Problem details
Your output should consist of every record, copied exactly.

Records supplied
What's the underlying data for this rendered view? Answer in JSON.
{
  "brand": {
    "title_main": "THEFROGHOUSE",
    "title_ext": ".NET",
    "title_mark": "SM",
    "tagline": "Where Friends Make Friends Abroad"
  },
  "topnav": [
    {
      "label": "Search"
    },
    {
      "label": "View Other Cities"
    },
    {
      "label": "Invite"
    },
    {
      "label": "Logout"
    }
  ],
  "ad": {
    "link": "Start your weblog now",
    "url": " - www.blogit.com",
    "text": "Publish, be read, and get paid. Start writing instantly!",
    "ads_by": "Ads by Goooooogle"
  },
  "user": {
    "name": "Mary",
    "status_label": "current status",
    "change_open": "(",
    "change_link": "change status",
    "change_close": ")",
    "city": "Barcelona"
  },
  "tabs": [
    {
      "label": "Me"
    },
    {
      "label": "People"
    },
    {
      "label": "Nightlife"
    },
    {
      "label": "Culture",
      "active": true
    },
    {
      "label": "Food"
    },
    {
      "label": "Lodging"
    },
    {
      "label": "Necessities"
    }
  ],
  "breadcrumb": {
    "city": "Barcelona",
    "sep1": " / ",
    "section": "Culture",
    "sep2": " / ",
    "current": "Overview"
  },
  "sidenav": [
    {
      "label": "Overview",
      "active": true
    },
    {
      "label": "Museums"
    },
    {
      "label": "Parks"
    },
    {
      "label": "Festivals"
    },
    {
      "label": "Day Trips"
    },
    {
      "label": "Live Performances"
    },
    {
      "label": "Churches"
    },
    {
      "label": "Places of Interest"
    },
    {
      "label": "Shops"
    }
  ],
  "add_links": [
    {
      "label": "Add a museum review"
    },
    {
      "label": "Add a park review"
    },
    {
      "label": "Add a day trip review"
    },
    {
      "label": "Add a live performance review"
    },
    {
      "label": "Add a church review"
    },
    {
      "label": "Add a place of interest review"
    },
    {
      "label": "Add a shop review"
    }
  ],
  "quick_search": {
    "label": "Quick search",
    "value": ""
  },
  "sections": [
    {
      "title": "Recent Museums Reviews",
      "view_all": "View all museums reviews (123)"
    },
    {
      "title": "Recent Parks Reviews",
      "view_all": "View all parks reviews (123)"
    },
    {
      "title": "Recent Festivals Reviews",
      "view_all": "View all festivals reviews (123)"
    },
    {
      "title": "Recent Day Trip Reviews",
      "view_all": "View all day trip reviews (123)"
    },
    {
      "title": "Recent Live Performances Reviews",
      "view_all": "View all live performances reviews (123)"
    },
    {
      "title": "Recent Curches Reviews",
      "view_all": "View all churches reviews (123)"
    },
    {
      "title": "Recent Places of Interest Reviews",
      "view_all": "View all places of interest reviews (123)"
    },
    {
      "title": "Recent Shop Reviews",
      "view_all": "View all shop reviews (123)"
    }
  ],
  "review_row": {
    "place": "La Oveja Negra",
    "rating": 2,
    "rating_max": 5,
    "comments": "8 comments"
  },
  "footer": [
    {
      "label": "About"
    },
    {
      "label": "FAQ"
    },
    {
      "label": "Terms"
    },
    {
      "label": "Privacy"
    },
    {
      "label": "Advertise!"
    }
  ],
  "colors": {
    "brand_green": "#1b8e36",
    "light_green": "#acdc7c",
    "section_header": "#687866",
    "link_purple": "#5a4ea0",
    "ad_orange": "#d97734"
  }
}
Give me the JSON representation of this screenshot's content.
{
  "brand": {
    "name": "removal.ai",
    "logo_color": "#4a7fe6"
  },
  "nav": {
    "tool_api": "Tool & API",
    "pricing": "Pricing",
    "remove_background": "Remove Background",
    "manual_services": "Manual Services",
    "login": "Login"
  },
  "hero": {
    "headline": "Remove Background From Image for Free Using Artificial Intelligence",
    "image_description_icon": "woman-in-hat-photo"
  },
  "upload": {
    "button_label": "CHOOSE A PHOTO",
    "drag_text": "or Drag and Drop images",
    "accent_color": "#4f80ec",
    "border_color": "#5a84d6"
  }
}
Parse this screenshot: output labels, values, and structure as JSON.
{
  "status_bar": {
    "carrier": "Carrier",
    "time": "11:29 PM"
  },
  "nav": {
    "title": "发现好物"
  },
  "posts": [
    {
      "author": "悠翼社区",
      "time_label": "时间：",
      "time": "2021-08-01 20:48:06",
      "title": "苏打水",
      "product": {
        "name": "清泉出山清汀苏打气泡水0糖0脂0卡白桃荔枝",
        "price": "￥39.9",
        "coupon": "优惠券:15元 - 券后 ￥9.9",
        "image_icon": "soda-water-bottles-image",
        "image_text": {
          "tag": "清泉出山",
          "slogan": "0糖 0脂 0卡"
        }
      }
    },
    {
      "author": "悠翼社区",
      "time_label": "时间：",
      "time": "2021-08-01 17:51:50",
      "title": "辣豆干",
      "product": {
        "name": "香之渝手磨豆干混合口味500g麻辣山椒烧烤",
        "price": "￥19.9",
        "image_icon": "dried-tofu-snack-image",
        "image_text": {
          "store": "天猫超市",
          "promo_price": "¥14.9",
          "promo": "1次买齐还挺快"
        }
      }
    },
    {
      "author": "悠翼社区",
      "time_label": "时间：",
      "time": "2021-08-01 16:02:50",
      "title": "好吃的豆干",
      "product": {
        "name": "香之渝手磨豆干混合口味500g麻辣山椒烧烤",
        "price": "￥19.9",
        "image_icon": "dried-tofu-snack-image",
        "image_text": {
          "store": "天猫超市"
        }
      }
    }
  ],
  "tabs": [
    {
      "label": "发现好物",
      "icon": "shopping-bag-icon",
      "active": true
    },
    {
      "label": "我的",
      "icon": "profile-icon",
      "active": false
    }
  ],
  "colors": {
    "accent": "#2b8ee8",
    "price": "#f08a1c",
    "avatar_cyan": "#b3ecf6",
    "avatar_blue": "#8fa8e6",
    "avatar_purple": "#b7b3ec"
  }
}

Solution for this problem
What's the underlying data for this rendered view? Answer in JSON.
{
  "brand": {
    "title_main": "THEFROGHOUSE",
    "title_ext": ".NET",
    "title_mark": "SM",
    "tagline": "Where Friends Make Friends Abroad"
  },
  "topnav": [
    {
      "label": "Search"
    },
    {
      "label": "View Other Cities"
    },
    {
      "label": "Invite"
    },
    {
      "label": "Logout"
    }
  ],
  "ad": {
    "link": "Start your weblog now",
    "url": " - www.blogit.com",
    "text": "Publish, be read, and get paid. Start writing instantly!",
    "ads_by": "Ads by Goooooogle"
  },
  "user": {
    "name": "Mary",
    "status_label": "current status",
    "change_open": "(",
    "change_link": "change status",
    "change_close": ")",
    "city": "Barcelona"
  },
  "tabs": [
    {
      "label": "Me"
    },
    {
      "label": "People"
    },
    {
      "label": "Nightlife"
    },
    {
      "label": "Culture",
      "active": true
    },
    {
      "label": "Food"
    },
    {
      "label": "Lodging"
    },
    {
      "label": "Necessities"
    }
  ],
  "breadcrumb": {
    "city": "Barcelona",
    "sep1": " / ",
    "section": "Culture",
    "sep2": " / ",
    "current": "Overview"
  },
  "sidenav": [
    {
      "label": "Overview",
      "active": true
    },
    {
      "label": "Museums"
    },
    {
      "label": "Parks"
    },
    {
      "label": "Festivals"
    },
    {
      "label": "Day Trips"
    },
    {
      "label": "Live Performances"
    },
    {
      "label": "Churches"
    },
    {
      "label": "Places of Interest"
    },
    {
      "label": "Shops"
    }
  ],
  "add_links": [
    {
      "label": "Add a museum review"
    },
    {
      "label": "Add a park review"
    },
    {
      "label": "Add a day trip review"
    },
    {
      "label": "Add a live performance review"
    },
    {
      "label": "Add a church review"
    },
    {
      "label": "Add a place of interest review"
    },
    {
      "label": "Add a shop review"
    }
  ],
  "quick_search": {
    "label": "Quick search",
    "value": ""
  },
  "sections": [
    {
      "title": "Recent Museums Reviews",
      "view_all": "View all museums reviews (123)"
    },
    {
      "title": "Recent Parks Reviews",
      "view_all": "View all parks reviews (123)"
    },
    {
      "title": "Recent Festivals Reviews",
      "view_all": "View all festivals reviews (123)"
    },
    {
      "title": "Recent Day Trip Reviews",
      "view_all": "View all day trip reviews (123)"
    },
    {
      "title": "Recent Live Performances Reviews",
      "view_all": "View all live performances reviews (123)"
    },
    {
      "title": "Recent Curches Reviews",
      "view_all": "View all churches reviews (123)"
    },
    {
      "title": "Recent Places of Interest Reviews",
      "view_all": "View all places of interest reviews (123)"
    },
    {
      "title": "Recent Shop Reviews",
      "view_all": "View all shop reviews (123)"
    }
  ],
  "review_row": {
    "place": "La Oveja Negra",
    "rating": 2,
    "rating_max": 5,
    "comments": "8 comments"
  },
  "footer": [
    {
      "label": "About"
    },
    {
      "label": "FAQ"
    },
    {
      "label": "Terms"
    },
    {
      "label": "Privacy"
    },
    {
      "label": "Advertise!"
    }
  ],
  "colors": {
    "brand_green": "#1b8e36",
    "light_green": "#acdc7c",
    "section_header": "#687866",
    "link_purple": "#5a4ea0",
    "ad_orange": "#d97734"
  }
}
Give me the JSON representation of this screenshot's content.
{
  "brand": {
    "name": "removal.ai",
    "logo_color": "#4a7fe6"
  },
  "nav": {
    "tool_api": "Tool & API",
    "pricing": "Pricing",
    "remove_background": "Remove Background",
    "manual_services": "Manual Services",
    "login": "Login"
  },
  "hero": {
    "headline": "Remove Background From Image for Free Using Artificial Intelligence",
    "image_description_icon": "woman-in-hat-photo"
  },
  "upload": {
    "button_label": "CHOOSE A PHOTO",
    "drag_text": "or Drag and Drop images",
    "accent_color": "#4f80ec",
    "border_color": "#5a84d6"
  }
}
Parse this screenshot: output labels, values, and structure as JSON.
{
  "status_bar": {
    "carrier": "Carrier",
    "time": "11:29 PM"
  },
  "nav": {
    "title": "发现好物"
  },
  "posts": [
    {
      "author": "悠翼社区",
      "time_label": "时间：",
      "time": "2021-08-01 20:48:06",
      "title": "苏打水",
      "product": {
        "name": "清泉出山清汀苏打气泡水0糖0脂0卡白桃荔枝",
        "price": "￥39.9",
        "coupon": "优惠券:15元 - 券后 ￥9.9",
        "image_icon": "soda-water-bottles-image",
        "image_text": {
          "tag": "清泉出山",
          "slogan": "0糖 0脂 0卡"
        }
      }
    },
    {
      "author": "悠翼社区",
      "time_label": "时间：",
      "time": "2021-08-01 17:51:50",
      "title": "辣豆干",
      "product": {
        "name": "香之渝手磨豆干混合口味500g麻辣山椒烧烤",
        "price": "￥19.9",
        "image_icon": "dried-tofu-snack-image",
        "image_text": {
          "store": "天猫超市",
          "promo_price": "¥14.9",
          "promo": "1次买齐还挺快"
        }
      }
    },
    {
      "author": "悠翼社区",
      "time_label": "时间：",
      "time": "2021-08-01 16:02:50",
      "title": "好吃的豆干",
      "product": {
        "name": "香之渝手磨豆干混合口味500g麻辣山椒烧烤",
        "price": "￥19.9",
        "image_icon": "dried-tofu-snack-image",
        "image_text": {
          "store": "天猫超市"
        }
      }
    }
  ],
  "tabs": [
    {
      "label": "发现好物",
      "icon": "shopping-bag-icon",
      "active": true
    },
    {
      "label": "我的",
      "icon": "profile-icon",
      "active": false
    }
  ],
  "colors": {
    "accent": "#2b8ee8",
    "price": "#f08a1c",
    "avatar_cyan": "#b3ecf6",
    "avatar_blue": "#8fa8e6",
    "avatar_purple": "#b7b3ec"
  }
}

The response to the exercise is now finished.